Security measures that don’t stay current with changing risks can create equally dangerous blind spots in a company’s ability to manage risk effectively. Likewise, leveraging new business models, partnerships, and new technologies also entail new risk. Mobile banking and payments, for example, have increased significantly over the last few years, introducing a new vector of attack.
Lawyers can play key roles in advising—and challenging—management to ensure that defensive measures stay current with these risks. Do we have risk-appropriate controls to defend our own environment against these sorts of attacks? Do our contracts protect us where critical business parties fall victim? Do the terms of our insurance coverage adequately address the changing nature of perils?
Even where the organization stays current with inherent risk, planning and implementing mitigation takes time and money, so prioritization is key. Choices must be made, balancing risk reduction, ease of implementation, and regulatory imperatives. With a seat at the table, counsel can play an important role in informing these choices and developing strategies for addressing residual risk.

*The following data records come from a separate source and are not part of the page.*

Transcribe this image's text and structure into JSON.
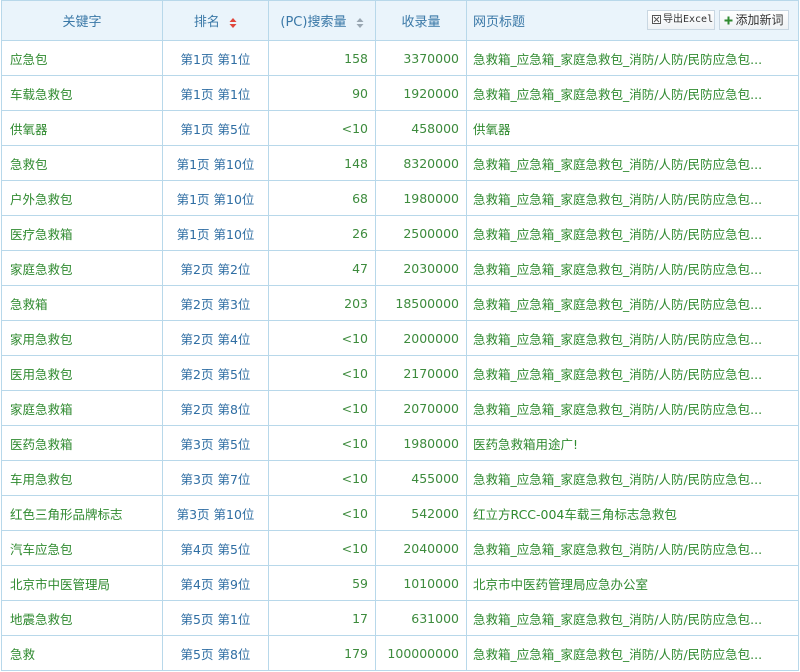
{
  "header": {
    "keyword": "关键字",
    "rank": "排名",
    "search_volume": "(PC)搜索量",
    "index_volume": "收录量",
    "page_title": "网页标题",
    "export_button": "导出Excel",
    "add_button": "添加新词"
  },
  "colors": {
    "header_bg": "#eaf4fb",
    "border": "#b8d8ea",
    "green_text": "#2f8a2f",
    "blue_text": "#2f6ea3",
    "sort_active": "#e0463c",
    "sort_inactive": "#9aa7b2"
  },
  "rows": [
    {
      "keyword": "应急包",
      "rank": "第1页 第1位",
      "search": "158",
      "index": "3370000",
      "title": "急救箱_应急箱_家庭急救包_消防/人防/民防应急包..."
    },
    {
      "keyword": "车载急救包",
      "rank": "第1页 第1位",
      "search": "90",
      "index": "1920000",
      "title": "急救箱_应急箱_家庭急救包_消防/人防/民防应急包..."
    },
    {
      "keyword": "供氧器",
      "rank": "第1页 第5位",
      "search": "<10",
      "index": "458000",
      "title": "供氧器"
    },
    {
      "keyword": "急救包",
      "rank": "第1页 第10位",
      "search": "148",
      "index": "8320000",
      "title": "急救箱_应急箱_家庭急救包_消防/人防/民防应急包..."
    },
    {
      "keyword": "户外急救包",
      "rank": "第1页 第10位",
      "search": "68",
      "index": "1980000",
      "title": "急救箱_应急箱_家庭急救包_消防/人防/民防应急包..."
    },
    {
      "keyword": "医疗急救箱",
      "rank": "第1页 第10位",
      "search": "26",
      "index": "2500000",
      "title": "急救箱_应急箱_家庭急救包_消防/人防/民防应急包..."
    },
    {
      "keyword": "家庭急救包",
      "rank": "第2页 第2位",
      "search": "47",
      "index": "2030000",
      "title": "急救箱_应急箱_家庭急救包_消防/人防/民防应急包..."
    },
    {
      "keyword": "急救箱",
      "rank": "第2页 第3位",
      "search": "203",
      "index": "18500000",
      "title": "急救箱_应急箱_家庭急救包_消防/人防/民防应急包..."
    },
    {
      "keyword": "家用急救包",
      "rank": "第2页 第4位",
      "search": "<10",
      "index": "2000000",
      "title": "急救箱_应急箱_家庭急救包_消防/人防/民防应急包..."
    },
    {
      "keyword": "医用急救包",
      "rank": "第2页 第5位",
      "search": "<10",
      "index": "2170000",
      "title": "急救箱_应急箱_家庭急救包_消防/人防/民防应急包..."
    },
    {
      "keyword": "家庭急救箱",
      "rank": "第2页 第8位",
      "search": "<10",
      "index": "2070000",
      "title": "急救箱_应急箱_家庭急救包_消防/人防/民防应急包..."
    },
    {
      "keyword": "医药急救箱",
      "rank": "第3页 第5位",
      "search": "<10",
      "index": "1980000",
      "title": "医药急救箱用途广!"
    },
    {
      "keyword": "车用急救包",
      "rank": "第3页 第7位",
      "search": "<10",
      "index": "455000",
      "title": "急救箱_应急箱_家庭急救包_消防/人防/民防应急包..."
    },
    {
      "keyword": "红色三角形品牌标志",
      "rank": "第3页 第10位",
      "search": "<10",
      "index": "542000",
      "title": "红立方RCC-004车载三角标志急救包"
    },
    {
      "keyword": "汽车应急包",
      "rank": "第4页 第5位",
      "search": "<10",
      "index": "2040000",
      "title": "急救箱_应急箱_家庭急救包_消防/人防/民防应急包..."
    },
    {
      "keyword": "北京市中医管理局",
      "rank": "第4页 第9位",
      "search": "59",
      "index": "1010000",
      "title": "北京市中医药管理局应急办公室"
    },
    {
      "keyword": "地震急救包",
      "rank": "第5页 第1位",
      "search": "17",
      "index": "631000",
      "title": "急救箱_应急箱_家庭急救包_消防/人防/民防应急包..."
    },
    {
      "keyword": "急救",
      "rank": "第5页 第8位",
      "search": "179",
      "index": "100000000",
      "title": "急救箱_应急箱_家庭急救包_消防/人防/民防应急包..."
    }
  ]
}
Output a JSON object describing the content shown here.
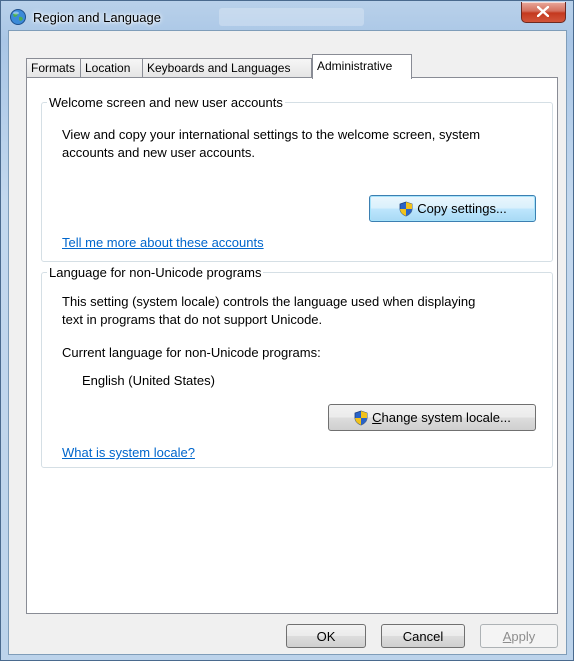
{
  "window": {
    "title": "Region and Language",
    "close_glyph": "✕"
  },
  "tabs": [
    {
      "label": "Formats"
    },
    {
      "label": "Location"
    },
    {
      "label": "Keyboards and Languages"
    },
    {
      "label": "Administrative"
    }
  ],
  "welcome": {
    "legend": "Welcome screen and new user accounts",
    "description_line1": "View and copy your international settings to the welcome screen, system",
    "description_line2": "accounts and new user accounts.",
    "copy_button": "Copy settings...",
    "link": "Tell me more about these accounts"
  },
  "nonunicode": {
    "legend": "Language for non-Unicode programs",
    "description_line1": "This setting (system locale) controls the language used when displaying",
    "description_line2": "text in programs that do not support Unicode.",
    "current_label": "Current language for non-Unicode programs:",
    "current_value": "English (United States)",
    "change_button": "Change system locale...",
    "link": "What is system locale?"
  },
  "footer": {
    "ok": "OK",
    "cancel": "Cancel",
    "apply": "Apply"
  }
}
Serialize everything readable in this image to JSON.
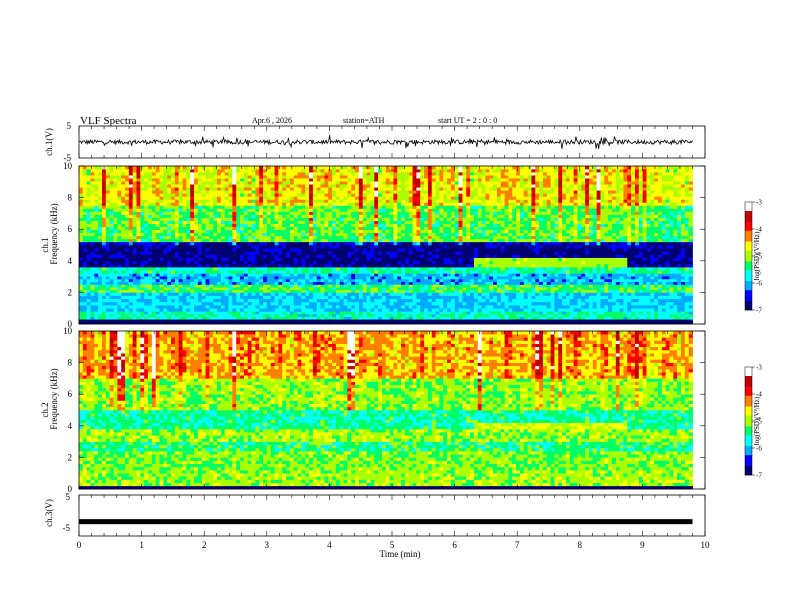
{
  "header": {
    "title": "VLF  Spectra",
    "date": "Apr.6  , 2026",
    "station": "station=ATH",
    "start": "start  UT  =   2 : 0  : 0"
  },
  "chart_data": [
    {
      "type": "line",
      "panel": "ch1-waveform",
      "ylabel": "ch.1(V)",
      "ylim": [
        -5,
        5
      ],
      "yticks": [
        "5",
        "-5"
      ],
      "xlim": [
        0,
        10
      ],
      "trace_color": "#000000",
      "trace_extent_min": [
        0,
        9.8
      ],
      "amplitude_hint_V": [
        -1.5,
        1.5
      ]
    },
    {
      "type": "heatmap",
      "panel": "ch1-spectrogram",
      "ylabel": [
        "ch.1",
        "Frequency  (kHz)"
      ],
      "ylim": [
        0,
        10
      ],
      "yticks": [
        "0",
        "2",
        "4",
        "6",
        "8",
        "10"
      ],
      "xlim": [
        0,
        10
      ],
      "data_extent_min": [
        0,
        9.8
      ],
      "colorbar": {
        "label": "log(PSD)(V²/Hz)",
        "range": [
          -7,
          -3
        ],
        "ticks": [
          "-3",
          "-4",
          "-5",
          "-6",
          "-7"
        ],
        "colors": [
          "#000070",
          "#0000ff",
          "#00aaff",
          "#00ffff",
          "#00ff66",
          "#aaff00",
          "#ffff00",
          "#ff8000",
          "#ff0000",
          "#c00000",
          "#ffffff"
        ]
      },
      "bands": [
        {
          "f": [
            0.0,
            0.3
          ],
          "level": -7.0
        },
        {
          "f": [
            0.3,
            0.8
          ],
          "level": -5.6
        },
        {
          "f": [
            0.8,
            2.0
          ],
          "level": -5.9
        },
        {
          "f": [
            2.0,
            2.5
          ],
          "level": -5.3
        },
        {
          "f": [
            2.5,
            3.2
          ],
          "level": -6.0
        },
        {
          "f": [
            3.2,
            3.6
          ],
          "level": -5.5
        },
        {
          "f": [
            3.6,
            5.2
          ],
          "level": -6.8
        },
        {
          "f": [
            5.2,
            7.5
          ],
          "level": -5.4
        },
        {
          "f": [
            7.5,
            10.0
          ],
          "level": -4.9
        }
      ],
      "events": [
        {
          "t": [
            6.25,
            8.7
          ],
          "f": [
            3.6,
            4.3
          ],
          "level": -5.0
        }
      ]
    },
    {
      "type": "heatmap",
      "panel": "ch2-spectrogram",
      "ylabel": [
        "ch.2",
        "Frequency  (kHz)"
      ],
      "ylim": [
        0,
        10
      ],
      "yticks": [
        "0",
        "2",
        "4",
        "6",
        "8",
        "10"
      ],
      "xlim": [
        0,
        10
      ],
      "data_extent_min": [
        0,
        9.8
      ],
      "colorbar": {
        "label": "log(PSD)(V²/Hz)",
        "range": [
          -7,
          -3
        ],
        "ticks": [
          "-3",
          "-4",
          "-5",
          "-6",
          "-7"
        ],
        "colors": [
          "#000070",
          "#0000ff",
          "#00aaff",
          "#00ffff",
          "#00ff66",
          "#aaff00",
          "#ffff00",
          "#ff8000",
          "#ff0000",
          "#c00000",
          "#ffffff"
        ]
      },
      "bands": [
        {
          "f": [
            0.0,
            0.2
          ],
          "level": -7.0
        },
        {
          "f": [
            0.2,
            1.2
          ],
          "level": -5.0
        },
        {
          "f": [
            1.2,
            2.4
          ],
          "level": -5.1
        },
        {
          "f": [
            2.4,
            3.0
          ],
          "level": -5.4
        },
        {
          "f": [
            3.0,
            3.8
          ],
          "level": -5.0
        },
        {
          "f": [
            3.8,
            5.0
          ],
          "level": -5.5
        },
        {
          "f": [
            5.0,
            7.0
          ],
          "level": -5.2
        },
        {
          "f": [
            7.0,
            10.0
          ],
          "level": -4.6
        }
      ],
      "events": [
        {
          "t": [
            6.25,
            8.7
          ],
          "f": [
            3.6,
            4.3
          ],
          "level": -4.8
        }
      ]
    },
    {
      "type": "line",
      "panel": "ch3-waveform",
      "ylabel": "ch.3(V)",
      "ylim": [
        -5,
        5
      ],
      "yticks": [
        "5",
        "-5"
      ],
      "xlim": [
        0,
        10
      ],
      "xticks": [
        "0",
        "1",
        "2",
        "3",
        "4",
        "5",
        "6",
        "7",
        "8",
        "9",
        "10"
      ],
      "xlabel": "Time  (min)",
      "trace_color": "#000000",
      "trace_level_V": -1.5,
      "trace_extent_min": [
        0,
        9.8
      ]
    }
  ]
}
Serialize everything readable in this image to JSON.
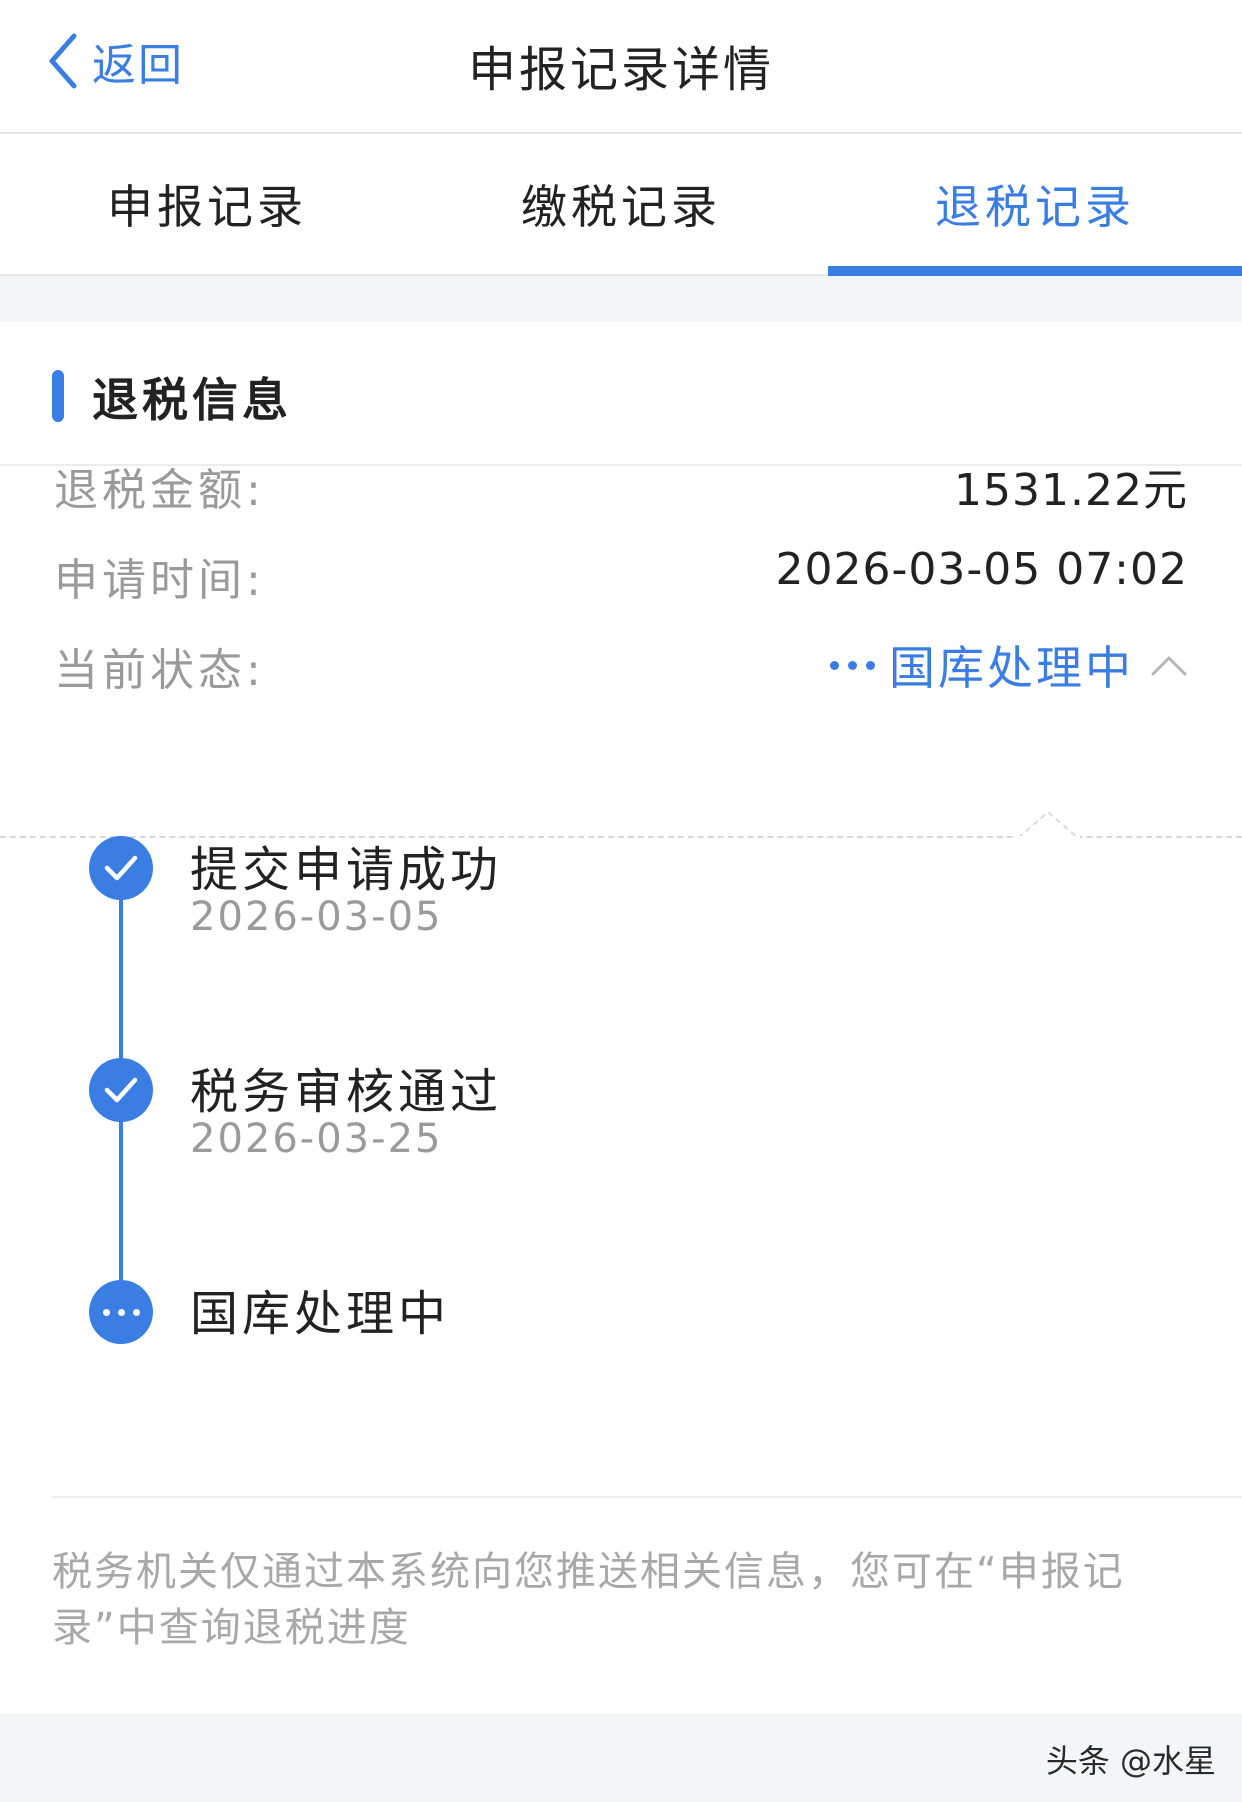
{
  "navbar": {
    "back_label": "返回",
    "title": "申报记录详情"
  },
  "tabs": [
    {
      "label": "申报记录",
      "active": false
    },
    {
      "label": "缴税记录",
      "active": false
    },
    {
      "label": "退税记录",
      "active": true
    }
  ],
  "refund_info": {
    "section_title": "退税信息",
    "amount_label": "退税金额:",
    "amount_value": "1531.22元",
    "time_label": "申请时间:",
    "time_value": "2026-03-05 07:02",
    "status_label": "当前状态:",
    "status_value": "国库处理中"
  },
  "timeline": [
    {
      "title": "提交申请成功",
      "date": "2026-03-05",
      "state": "done"
    },
    {
      "title": "税务审核通过",
      "date": "2026-03-25",
      "state": "done"
    },
    {
      "title": "国库处理中",
      "date": "",
      "state": "in-progress"
    }
  ],
  "note": "税务机关仅通过本系统向您推送相关信息，您可在“申报记录”中查询退税进度",
  "watermark": "头条 @水星",
  "colors": {
    "accent": "#3a7ee4",
    "muted_text": "#9a9a9a",
    "page_background": "#f4f5f7"
  },
  "icons": {
    "back": "chevron-left-icon",
    "status_toggle": "chevron-up-icon",
    "done": "check-icon",
    "in_progress": "ellipsis-icon"
  }
}
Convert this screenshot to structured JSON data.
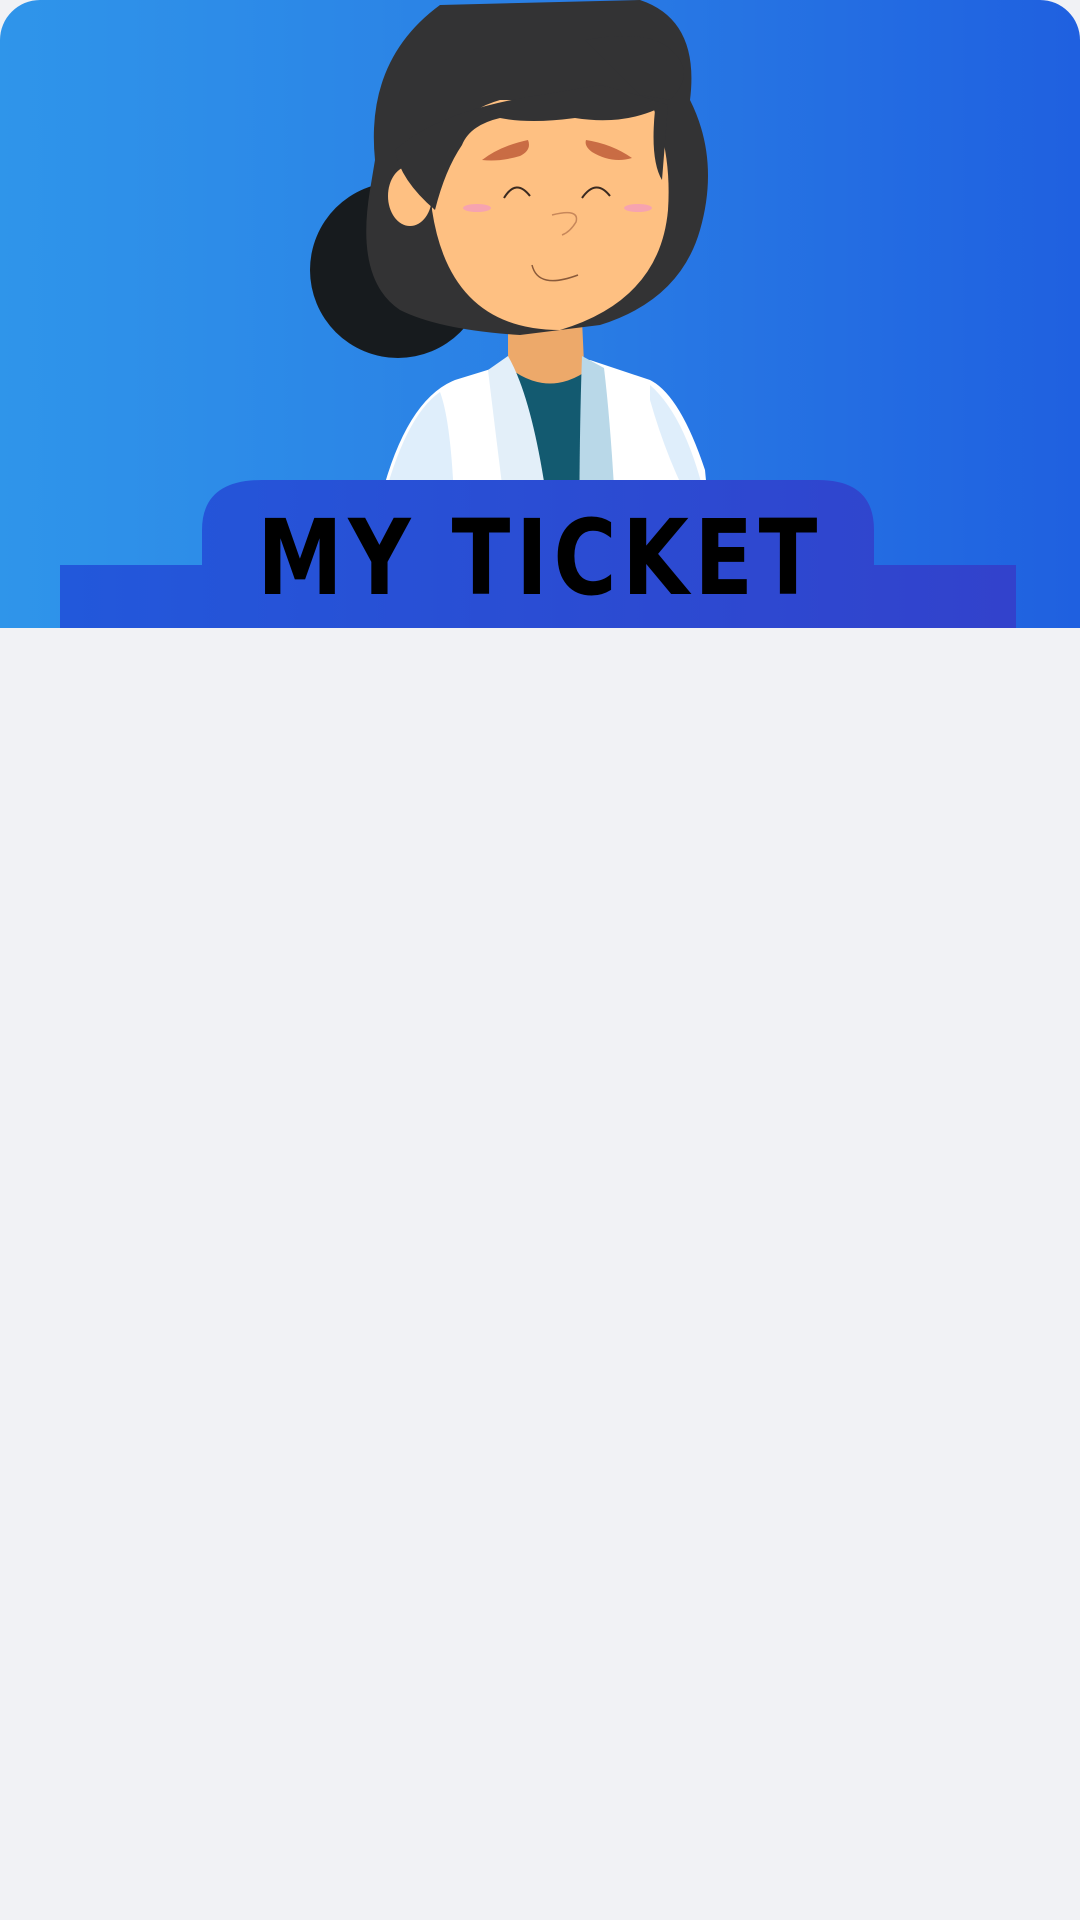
{
  "header": {
    "title": "MY TICKET",
    "illustration": "doctor-avatar-illustration"
  },
  "colors": {
    "hero_start": "#2f95ea",
    "hero_end": "#1f60e0",
    "title_plate": "#2b4fd6",
    "page_background": "#f1f2f5"
  }
}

Risk monitoring demonstrates, through testing, auditing, and other measures, that defensive measures implemented to address risks identified during a risk assessment are fully implemented and operating as intended—the last leg in our three-legged assess-mitigate-monitor effectiveness stool. Many organizations victimized by cyber attacks thought they had effective programs in place before the incident. Security programs that lack appropriate testing and auditing can leave organizations with a false sense of security. Related, meaningful metrics can help management monitor trends over time and proactively address any resulting issues.
Organizations are increasingly looking to independent third parties for advice on managing security risk, and at The Chertoff Group, we work with clients to build effective security programs that are sustainable in times of change. To assist our clients in designing and implementing effective security, we have reduced our core approach into a Security Risk Management Consulting Methodology that is approved for SAFETY Act designation by the U.S. Department of Homeland Security (DHS) Science and Technology Directorate.
The Support Anti-Terrorism by Fostering Effective Technologies (SAFETY) Act was enacted after the 9/11 attacks to foster the development of effective anti-terrorism capabilities by providing important legal liability protection to providers and users of security capabilities that could save lives in a terrorist attack. To obtain approval, the law requires proof that the capability in question is operationally effective and immediately available for use. We are one of the only consultancies in the world to have achieved this approval for a security risk management methodology. While the SAFETY Act pertains to terrorism risk, our methodology applies to all hazards.
The Chertoff Group’s SAFETY Act-designated approach offers a variety of benefits to Chertoff Group clients:
- At the conclusion of an engagement, a client will either know that it has an effective security program or understand the key steps it needs to take to get there.
- The methodology is scalable, flexible, and modular, and can apply to both physical and cyber risks, so a program can be scoped to tailor efforts around focused areas of risk.
- Our methodology can also be used to help organizations advance SAFETY Act risk management programs of their own, which can, in turn, lessen potential organizational liability.
To learn more about SAFETY Act-designated security specialists, read the SAFETY Act report below.